Gaby Hoffmann, right, and Michael Cera in 'Crystal Fairy' (Photo: IFC Films)
She was a child star in "Field of Dreams,” "Uncle Buck," "This Is My Life," "Now and Then" and “Sleepless in Seattle,” as well as in TV series and a small screen version of “Freaky Friday."
But the Hollywood rat race wasn’t for Gaby Hoffmann. She went to college, became a doula (a person who helps home-birthing women when they’re in labor) and otherwise indulged her intellectual curiosity (“I spent most of the last 10 years doing very little,” she jokes).
This summer she’s back on screen, in the first of a quartet of indie films, playing the free-spirited title character opposite Michael Cera in Sebastián Silva’s Chilean travelogue “Crystal Fairy,” which opens wide in July after receiving a World Cinema Directing Award following its premiere at the Sundance Film Festival earlier this year.

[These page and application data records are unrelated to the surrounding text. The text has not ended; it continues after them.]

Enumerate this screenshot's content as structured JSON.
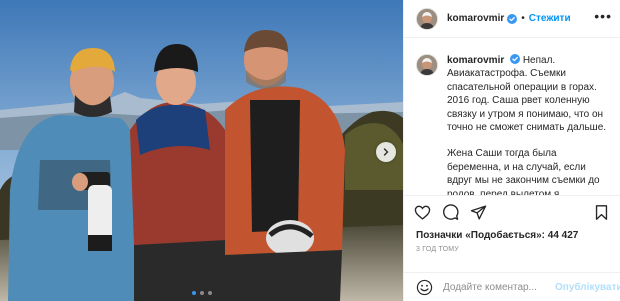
{
  "post": {
    "username": "komarovmir",
    "follow_label": "Стежити",
    "caption": {
      "paragraph1": "Непал. Авиакатастрофа. Съемки спасательной операции в горах. 2016 год. Саша рвет коленную связку и утром я понимаю, что он точно не сможет снимать дальше.",
      "paragraph2": "Жена Саши тогда была беременна, и на случай, если вдруг мы не закончим съемки до родов, перед вылетом я познакомился с оператором Сашей Шиловым. Мы не договаривались о"
    },
    "likes_label": "Позначки «Подобається»: 44 427",
    "time_label": "3 ГОД ТОМУ",
    "comment_placeholder": "Додайте коментар...",
    "publish_label": "Опублікувати"
  },
  "icons": {
    "verified": "verified-badge-icon",
    "more": "more-options-icon",
    "like": "heart-icon",
    "comment": "comment-icon",
    "share": "share-icon",
    "save": "bookmark-icon",
    "emoji": "emoji-icon",
    "next": "chevron-right-icon"
  },
  "colors": {
    "accent": "#0095f6",
    "verified": "#3897f0",
    "publish_disabled": "#b2dffc",
    "muted": "#8e8e8e"
  }
}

Yahoo! Movies recently spoke with Hoffmann one-on-one about the movie, the hallucinogenic effects of the San Pedro cactus, and, ahem, pubic wigs.

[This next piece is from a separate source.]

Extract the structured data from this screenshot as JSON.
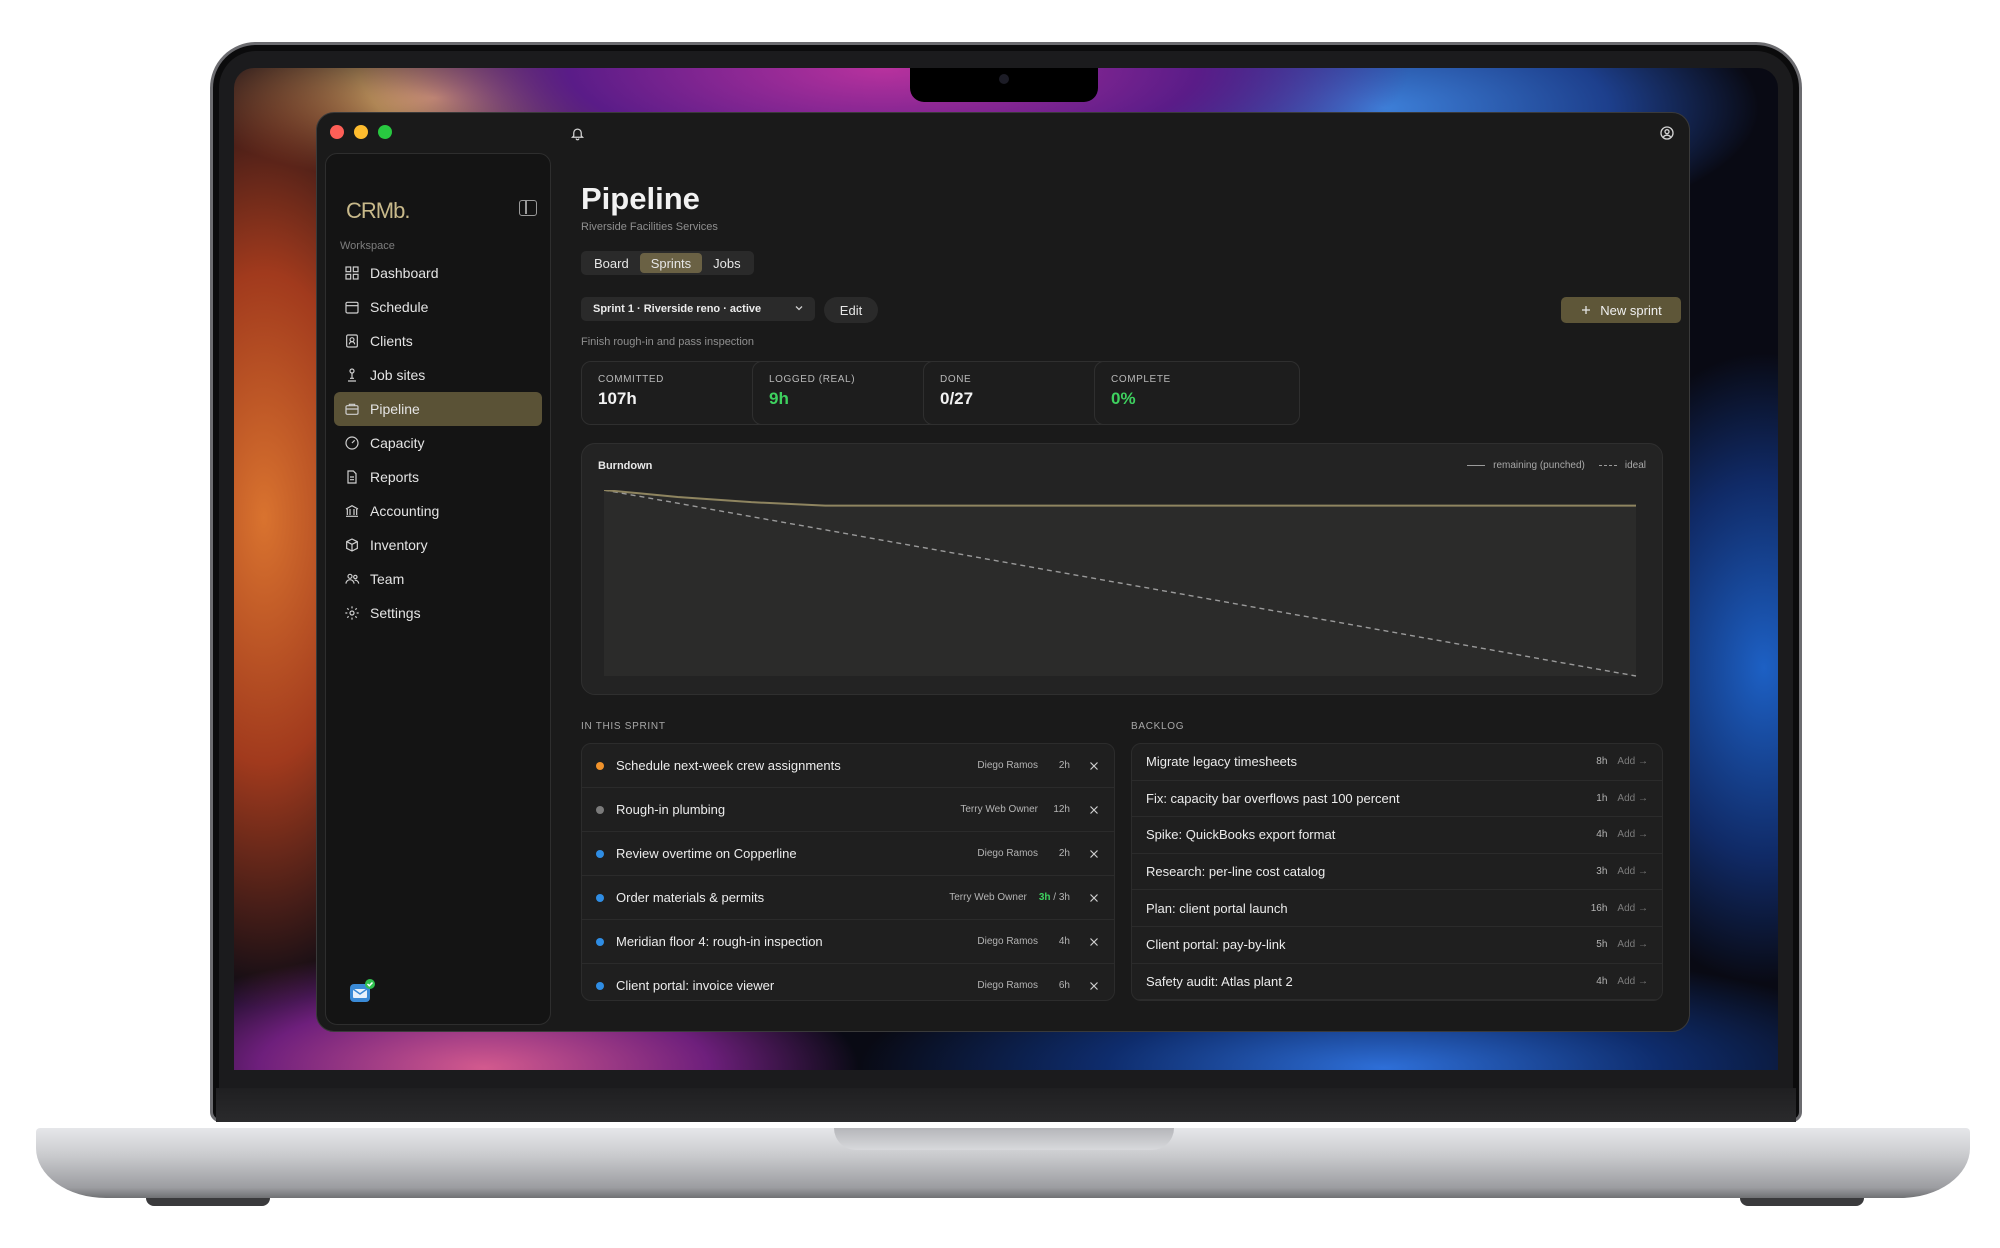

Brent Simon: This movie came about fairly quickly, because of your relationship with Sebastián, right?
Gaby Hoffmann: Michael was down in Chile for three months, learning Spanish and preparing for “Magic Magic” (another film with Silva). But their film kept getting pushed because of the money or whatever. Sebastián and I had worked together before and became good friends. I love him to death and would do anything he asked me to do. He asked if I wanted to come down and spend a couple weeks doing it, so it was a no-brainer. There was no script, only an outline that we improvised from. We spent a week in Santiago doing pre-production, which really just meant hanging out and talking. And then we got in a suburban with another van behind us and drove up to the desert for 14 days — I’d say eight of them driving and stopping, and six of them on the beach in the desert.
BS: In the film Michael’s character accidentally invites along Crystal Fairy on this camping trip, and for a while one thinks the movie is going to be just about her suffocating these guys and them flipping out on her. But it evolves into something else. What was Sebastián's guidance?

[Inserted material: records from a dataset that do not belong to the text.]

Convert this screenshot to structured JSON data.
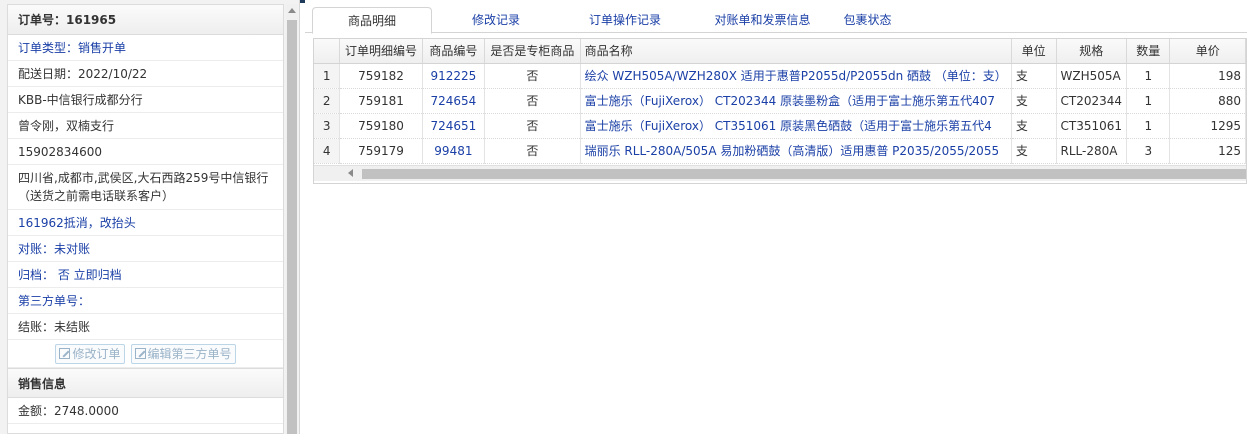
{
  "order": {
    "title": "订单号：161965",
    "rows": [
      {
        "text": "订单类型：销售开单",
        "blue": true
      },
      {
        "text": "配送日期：2022/10/22",
        "blue": false
      },
      {
        "text": "KBB-中信银行成都分行",
        "blue": false
      },
      {
        "text": "曾令刚，双楠支行",
        "blue": false
      },
      {
        "text": "15902834600",
        "blue": false
      },
      {
        "text": "四川省,成都市,武侯区,大石西路259号中信银行（送货之前需电话联系客户）",
        "blue": false,
        "tall": true
      },
      {
        "text": "161962抵消，改抬头",
        "blue": true
      },
      {
        "text": "对账：未对账",
        "blue": true
      },
      {
        "text": "归档： 否 立即归档",
        "blue": true
      },
      {
        "text": "第三方单号：",
        "blue": true
      },
      {
        "text": "结账：未结账",
        "blue": false
      }
    ],
    "buttons": {
      "edit_order": "修改订单",
      "edit_third_party": "编辑第三方单号"
    }
  },
  "sales": {
    "title": "销售信息",
    "amount": "金额：2748.0000"
  },
  "tabs": [
    {
      "label": "商品明细",
      "active": true
    },
    {
      "label": "修改记录",
      "active": false
    },
    {
      "label": "订单操作记录",
      "active": false
    },
    {
      "label": "对账单和发票信息",
      "active": false
    },
    {
      "label": "包裹状态",
      "active": false
    }
  ],
  "grid": {
    "columns": [
      "",
      "订单明细编号",
      "商品编号",
      "是否是专柜商品",
      "商品名称",
      "单位",
      "规格",
      "数量",
      "单价"
    ],
    "rows": [
      {
        "n": "1",
        "detail_id": "759182",
        "product_id": "912225",
        "counter": "否",
        "name": "绘众 WZH505A/WZH280X 适用于惠普P2055d/P2055dn 硒鼓 （单位：支）",
        "unit": "支",
        "spec": "WZH505A",
        "qty": "1",
        "price": "198"
      },
      {
        "n": "2",
        "detail_id": "759181",
        "product_id": "724654",
        "counter": "否",
        "name": "富士施乐（FujiXerox） CT202344 原装墨粉盒（适用于富士施乐第五代407",
        "unit": "支",
        "spec": "CT202344",
        "qty": "1",
        "price": "880"
      },
      {
        "n": "3",
        "detail_id": "759180",
        "product_id": "724651",
        "counter": "否",
        "name": "富士施乐（FujiXerox） CT351061 原装黑色硒鼓（适用于富士施乐第五代4",
        "unit": "支",
        "spec": "CT351061",
        "qty": "1",
        "price": "1295"
      },
      {
        "n": "4",
        "detail_id": "759179",
        "product_id": "99481",
        "counter": "否",
        "name": "瑞丽乐 RLL-280A/505A 易加粉硒鼓（高清版）适用惠普 P2035/2055/2055",
        "unit": "支",
        "spec": "RLL-280A",
        "qty": "3",
        "price": "125"
      }
    ]
  }
}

GH: He said there was this woman named Crystal Fairy he met, and they went to the beach and took peyote and [that] she was kind of crazy and amazing and they had a weird relationship, and then he never saw her again [even though] she changed his life. In the film Michael’s character thinks it’s all about the drugs, but of course it’s not. But we talked about the drugs, we took the drugs…
BS: What’s the effect it produces?
GH: It’s like being on mushrooms. It’s a very sort of super-soft tweaking of your senses. Everything is a little electric and alive and extra beautiful, and you feel that your skin is the same as the air and your body is the same as the Earth. It’s very pleasant, and a beautiful experience.
Gabby Hoffman at this year's Sundance Film Festival, left, and in 'Field of Dreams' (Photo: WireImage/Everett)
BS: Crystal obviously has a tremendous amount of body comfort — do you have that in real life, or was the movie’s nudity anxiety-provoking?